*TRY IT:*
Check every line of the entries for "sidebar", and copy the lines that hold it.

☆ ☆ ☆

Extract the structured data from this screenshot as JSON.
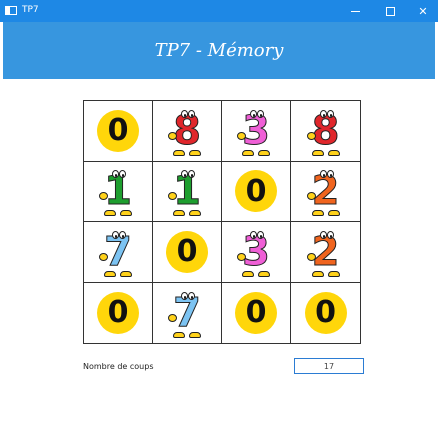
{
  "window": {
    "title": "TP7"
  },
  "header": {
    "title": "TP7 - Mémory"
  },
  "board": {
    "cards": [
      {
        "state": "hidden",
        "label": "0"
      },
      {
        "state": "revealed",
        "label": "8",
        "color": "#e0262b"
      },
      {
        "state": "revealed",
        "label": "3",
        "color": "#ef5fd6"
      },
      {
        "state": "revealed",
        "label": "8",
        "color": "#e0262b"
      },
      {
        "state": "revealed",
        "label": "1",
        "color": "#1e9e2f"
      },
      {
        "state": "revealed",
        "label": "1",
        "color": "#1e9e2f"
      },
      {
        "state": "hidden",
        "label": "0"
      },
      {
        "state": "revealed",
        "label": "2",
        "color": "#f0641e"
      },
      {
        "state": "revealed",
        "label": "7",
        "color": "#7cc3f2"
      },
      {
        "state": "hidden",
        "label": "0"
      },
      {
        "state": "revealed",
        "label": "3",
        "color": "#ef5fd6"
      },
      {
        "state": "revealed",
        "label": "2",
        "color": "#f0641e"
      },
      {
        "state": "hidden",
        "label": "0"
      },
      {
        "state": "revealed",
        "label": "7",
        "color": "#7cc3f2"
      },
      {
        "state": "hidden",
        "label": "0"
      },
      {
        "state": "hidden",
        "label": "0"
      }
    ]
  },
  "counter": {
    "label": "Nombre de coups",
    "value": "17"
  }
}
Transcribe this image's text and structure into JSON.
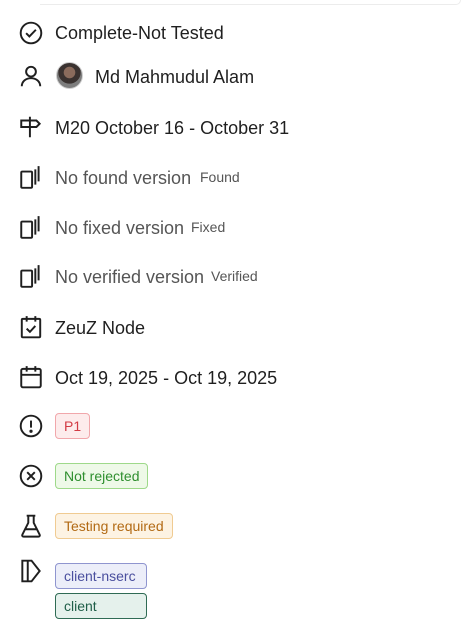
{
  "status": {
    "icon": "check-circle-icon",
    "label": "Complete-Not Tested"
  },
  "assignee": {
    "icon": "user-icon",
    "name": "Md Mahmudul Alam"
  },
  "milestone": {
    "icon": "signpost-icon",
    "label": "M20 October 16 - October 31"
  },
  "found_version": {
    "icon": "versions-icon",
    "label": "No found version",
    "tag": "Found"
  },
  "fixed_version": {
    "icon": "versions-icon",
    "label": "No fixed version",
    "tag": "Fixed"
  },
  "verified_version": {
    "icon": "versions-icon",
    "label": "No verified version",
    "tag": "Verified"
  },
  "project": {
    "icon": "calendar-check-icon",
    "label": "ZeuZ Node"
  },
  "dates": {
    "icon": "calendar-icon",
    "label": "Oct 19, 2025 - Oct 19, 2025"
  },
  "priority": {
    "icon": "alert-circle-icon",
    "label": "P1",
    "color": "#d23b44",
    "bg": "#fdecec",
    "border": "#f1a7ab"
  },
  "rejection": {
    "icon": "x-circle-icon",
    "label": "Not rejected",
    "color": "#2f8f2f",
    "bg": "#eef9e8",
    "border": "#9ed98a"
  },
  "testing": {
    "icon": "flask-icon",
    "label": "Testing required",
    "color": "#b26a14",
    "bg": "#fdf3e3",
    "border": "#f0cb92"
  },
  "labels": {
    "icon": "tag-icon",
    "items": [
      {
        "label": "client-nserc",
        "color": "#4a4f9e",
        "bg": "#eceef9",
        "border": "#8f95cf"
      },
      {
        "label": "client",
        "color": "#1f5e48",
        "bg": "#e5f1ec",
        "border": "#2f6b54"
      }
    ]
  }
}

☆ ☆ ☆

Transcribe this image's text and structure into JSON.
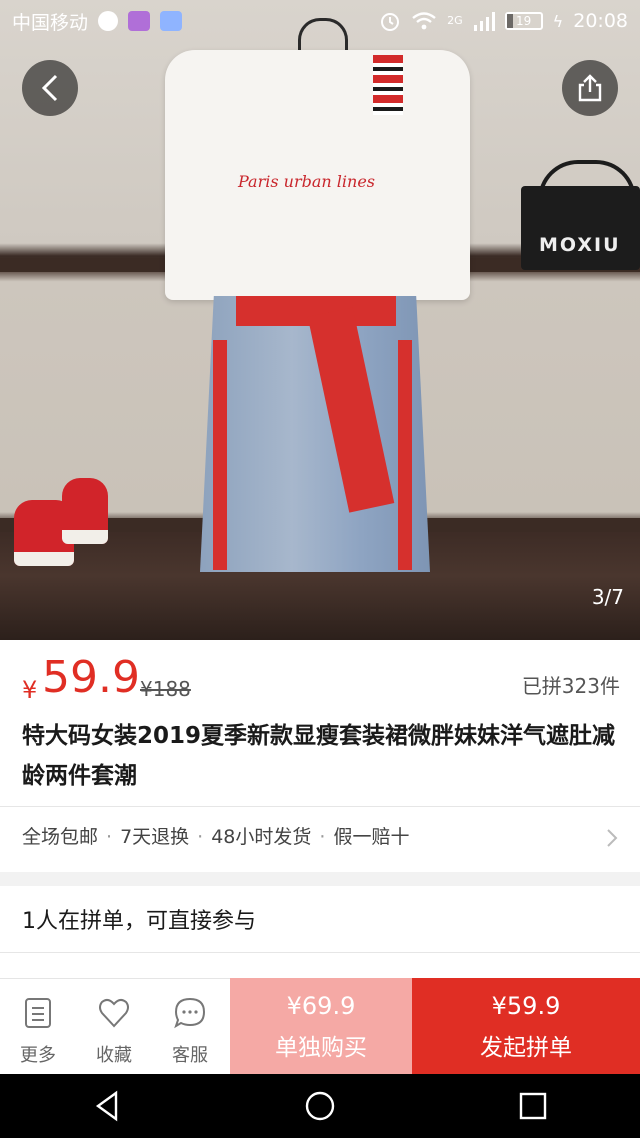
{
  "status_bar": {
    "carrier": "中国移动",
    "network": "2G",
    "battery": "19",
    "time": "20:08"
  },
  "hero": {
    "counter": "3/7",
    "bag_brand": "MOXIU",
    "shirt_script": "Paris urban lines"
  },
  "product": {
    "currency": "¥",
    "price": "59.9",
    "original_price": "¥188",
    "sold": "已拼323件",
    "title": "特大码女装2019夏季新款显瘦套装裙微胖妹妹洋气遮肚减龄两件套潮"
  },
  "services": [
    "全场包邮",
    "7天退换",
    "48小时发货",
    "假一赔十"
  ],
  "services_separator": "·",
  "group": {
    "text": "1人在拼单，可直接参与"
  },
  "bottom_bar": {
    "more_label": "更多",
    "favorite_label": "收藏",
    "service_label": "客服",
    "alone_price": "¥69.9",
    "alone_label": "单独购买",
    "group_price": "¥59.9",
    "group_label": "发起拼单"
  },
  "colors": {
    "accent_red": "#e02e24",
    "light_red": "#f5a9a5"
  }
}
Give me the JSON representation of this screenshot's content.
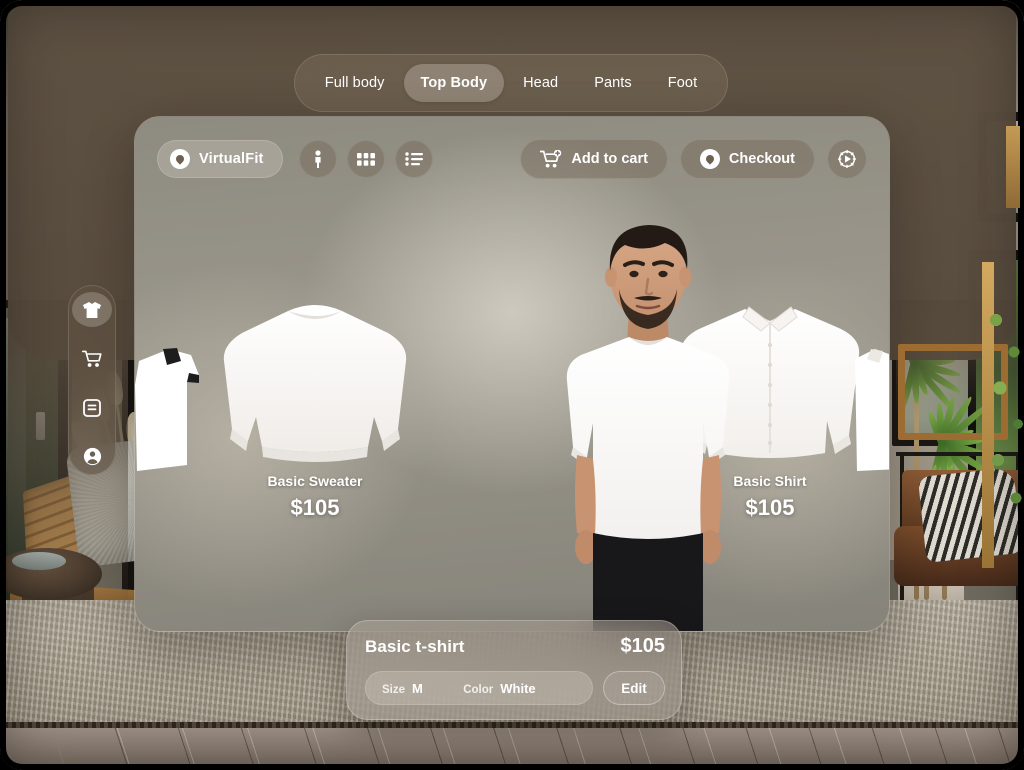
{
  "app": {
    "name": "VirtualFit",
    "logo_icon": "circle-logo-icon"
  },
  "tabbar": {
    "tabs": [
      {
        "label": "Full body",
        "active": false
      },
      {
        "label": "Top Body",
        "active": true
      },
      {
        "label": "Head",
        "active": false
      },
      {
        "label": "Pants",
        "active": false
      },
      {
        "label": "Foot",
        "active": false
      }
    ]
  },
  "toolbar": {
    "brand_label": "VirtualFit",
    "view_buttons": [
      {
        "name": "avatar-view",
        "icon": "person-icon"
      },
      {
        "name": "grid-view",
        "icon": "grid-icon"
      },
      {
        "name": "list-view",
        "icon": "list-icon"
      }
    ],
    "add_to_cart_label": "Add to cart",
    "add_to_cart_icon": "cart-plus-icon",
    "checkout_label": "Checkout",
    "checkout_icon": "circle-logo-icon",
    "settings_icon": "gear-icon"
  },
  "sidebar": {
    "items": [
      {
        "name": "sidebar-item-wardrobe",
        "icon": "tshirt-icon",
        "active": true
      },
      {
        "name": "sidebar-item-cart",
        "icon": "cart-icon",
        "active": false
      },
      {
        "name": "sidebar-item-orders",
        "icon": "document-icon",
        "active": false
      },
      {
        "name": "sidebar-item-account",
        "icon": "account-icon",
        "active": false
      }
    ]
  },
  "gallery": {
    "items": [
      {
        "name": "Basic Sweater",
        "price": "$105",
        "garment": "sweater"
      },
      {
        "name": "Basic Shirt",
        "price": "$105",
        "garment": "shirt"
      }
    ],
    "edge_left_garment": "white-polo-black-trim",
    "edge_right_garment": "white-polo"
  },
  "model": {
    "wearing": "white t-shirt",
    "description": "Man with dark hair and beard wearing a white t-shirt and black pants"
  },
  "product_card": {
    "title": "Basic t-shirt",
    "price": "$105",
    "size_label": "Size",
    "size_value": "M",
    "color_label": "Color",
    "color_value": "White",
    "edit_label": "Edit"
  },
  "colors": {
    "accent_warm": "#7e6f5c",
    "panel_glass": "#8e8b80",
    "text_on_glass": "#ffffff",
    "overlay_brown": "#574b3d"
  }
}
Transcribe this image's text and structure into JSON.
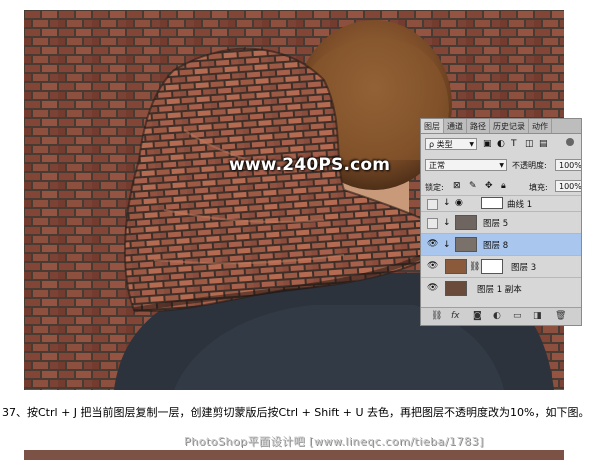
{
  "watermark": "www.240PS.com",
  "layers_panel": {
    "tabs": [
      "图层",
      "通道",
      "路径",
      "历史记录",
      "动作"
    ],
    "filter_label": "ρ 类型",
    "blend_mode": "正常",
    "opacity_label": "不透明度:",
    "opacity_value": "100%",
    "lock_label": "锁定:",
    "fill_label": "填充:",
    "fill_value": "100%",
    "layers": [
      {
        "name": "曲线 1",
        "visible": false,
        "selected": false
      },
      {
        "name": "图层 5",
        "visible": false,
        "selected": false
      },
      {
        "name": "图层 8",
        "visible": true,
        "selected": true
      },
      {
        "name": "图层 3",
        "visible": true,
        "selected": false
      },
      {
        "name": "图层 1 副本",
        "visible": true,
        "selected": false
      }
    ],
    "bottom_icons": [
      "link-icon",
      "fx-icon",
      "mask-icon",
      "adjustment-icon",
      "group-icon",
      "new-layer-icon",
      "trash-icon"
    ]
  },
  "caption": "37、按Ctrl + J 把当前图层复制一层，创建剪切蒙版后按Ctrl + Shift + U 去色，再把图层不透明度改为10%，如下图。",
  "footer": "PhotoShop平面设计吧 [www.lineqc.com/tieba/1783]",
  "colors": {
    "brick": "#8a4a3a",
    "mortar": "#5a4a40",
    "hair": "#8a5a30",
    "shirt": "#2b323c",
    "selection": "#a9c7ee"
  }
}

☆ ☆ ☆

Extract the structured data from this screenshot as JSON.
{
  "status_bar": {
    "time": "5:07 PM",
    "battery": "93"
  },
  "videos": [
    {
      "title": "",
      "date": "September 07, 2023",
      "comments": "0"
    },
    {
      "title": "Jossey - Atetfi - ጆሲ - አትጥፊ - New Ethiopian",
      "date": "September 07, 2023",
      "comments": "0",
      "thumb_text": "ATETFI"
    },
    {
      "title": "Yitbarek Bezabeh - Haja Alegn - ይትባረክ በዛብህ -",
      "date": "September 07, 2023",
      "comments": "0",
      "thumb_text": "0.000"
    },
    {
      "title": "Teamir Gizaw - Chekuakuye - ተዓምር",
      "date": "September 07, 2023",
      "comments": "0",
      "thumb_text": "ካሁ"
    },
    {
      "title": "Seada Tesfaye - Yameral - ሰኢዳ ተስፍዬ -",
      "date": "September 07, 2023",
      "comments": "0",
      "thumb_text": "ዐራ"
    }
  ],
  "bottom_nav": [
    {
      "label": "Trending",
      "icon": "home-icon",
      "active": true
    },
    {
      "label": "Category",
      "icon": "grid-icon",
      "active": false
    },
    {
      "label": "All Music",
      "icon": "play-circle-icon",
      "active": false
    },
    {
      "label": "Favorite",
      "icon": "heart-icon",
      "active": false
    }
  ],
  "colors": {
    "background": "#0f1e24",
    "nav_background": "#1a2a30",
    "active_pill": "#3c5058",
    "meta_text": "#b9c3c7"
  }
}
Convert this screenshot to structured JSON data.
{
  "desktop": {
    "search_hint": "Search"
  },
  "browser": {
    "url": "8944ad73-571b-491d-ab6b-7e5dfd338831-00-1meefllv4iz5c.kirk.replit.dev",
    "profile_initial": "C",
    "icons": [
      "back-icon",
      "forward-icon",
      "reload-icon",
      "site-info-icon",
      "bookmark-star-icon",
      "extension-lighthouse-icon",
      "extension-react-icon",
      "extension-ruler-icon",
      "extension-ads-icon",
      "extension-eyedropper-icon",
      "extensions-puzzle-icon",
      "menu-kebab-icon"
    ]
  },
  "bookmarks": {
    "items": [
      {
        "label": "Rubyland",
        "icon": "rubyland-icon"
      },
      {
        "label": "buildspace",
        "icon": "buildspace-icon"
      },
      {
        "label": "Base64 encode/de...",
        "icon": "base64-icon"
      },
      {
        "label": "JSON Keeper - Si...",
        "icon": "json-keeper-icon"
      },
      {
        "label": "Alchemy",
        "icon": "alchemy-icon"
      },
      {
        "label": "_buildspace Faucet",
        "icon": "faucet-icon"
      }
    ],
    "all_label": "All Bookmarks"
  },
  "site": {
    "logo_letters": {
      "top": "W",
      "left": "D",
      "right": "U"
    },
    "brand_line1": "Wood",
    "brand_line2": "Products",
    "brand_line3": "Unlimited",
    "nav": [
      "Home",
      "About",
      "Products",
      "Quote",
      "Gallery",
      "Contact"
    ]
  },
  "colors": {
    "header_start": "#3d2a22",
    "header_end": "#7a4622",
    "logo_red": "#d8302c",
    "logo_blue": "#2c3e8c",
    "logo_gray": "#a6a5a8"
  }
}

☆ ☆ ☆

*EXERCISE SOLUTION:*
  "sidebar": {
        "name": "sidebar-item-wardrobe",
        "name": "sidebar-item-cart",
        "name": "sidebar-item-orders",
        "name": "sidebar-item-account",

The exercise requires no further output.